*BRIEF*: Could you reproduce all of the entries below without a single change?

*MATERIAL PROVIDED*:
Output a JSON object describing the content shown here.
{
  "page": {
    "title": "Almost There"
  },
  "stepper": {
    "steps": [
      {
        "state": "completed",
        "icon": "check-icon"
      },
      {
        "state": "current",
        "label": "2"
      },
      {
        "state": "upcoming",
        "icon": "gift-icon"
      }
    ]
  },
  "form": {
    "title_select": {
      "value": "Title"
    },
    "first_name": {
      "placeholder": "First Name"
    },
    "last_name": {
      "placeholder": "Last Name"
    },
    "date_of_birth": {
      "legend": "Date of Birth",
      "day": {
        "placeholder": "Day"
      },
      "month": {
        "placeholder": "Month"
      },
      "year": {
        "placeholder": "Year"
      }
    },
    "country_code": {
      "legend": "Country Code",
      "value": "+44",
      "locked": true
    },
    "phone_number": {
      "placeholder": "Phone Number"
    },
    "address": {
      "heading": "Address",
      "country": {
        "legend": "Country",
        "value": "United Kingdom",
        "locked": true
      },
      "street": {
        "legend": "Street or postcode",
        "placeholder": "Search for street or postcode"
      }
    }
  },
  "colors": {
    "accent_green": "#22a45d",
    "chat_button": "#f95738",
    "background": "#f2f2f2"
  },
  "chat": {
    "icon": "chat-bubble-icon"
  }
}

*RESPONSE*:
Output a JSON object describing the content shown here.
{
  "page": {
    "title": "Almost There"
  },
  "stepper": {
    "steps": [
      {
        "state": "completed",
        "icon": "check-icon"
      },
      {
        "state": "current",
        "label": "2"
      },
      {
        "state": "upcoming",
        "icon": "gift-icon"
      }
    ]
  },
  "form": {
    "title_select": {
      "value": "Title"
    },
    "first_name": {
      "placeholder": "First Name"
    },
    "last_name": {
      "placeholder": "Last Name"
    },
    "date_of_birth": {
      "legend": "Date of Birth",
      "day": {
        "placeholder": "Day"
      },
      "month": {
        "placeholder": "Month"
      },
      "year": {
        "placeholder": "Year"
      }
    },
    "country_code": {
      "legend": "Country Code",
      "value": "+44",
      "locked": true
    },
    "phone_number": {
      "placeholder": "Phone Number"
    },
    "address": {
      "heading": "Address",
      "country": {
        "legend": "Country",
        "value": "United Kingdom",
        "locked": true
      },
      "street": {
        "legend": "Street or postcode",
        "placeholder": "Search for street or postcode"
      }
    }
  },
  "colors": {
    "accent_green": "#22a45d",
    "chat_button": "#f95738",
    "background": "#f2f2f2"
  },
  "chat": {
    "icon": "chat-bubble-icon"
  }
}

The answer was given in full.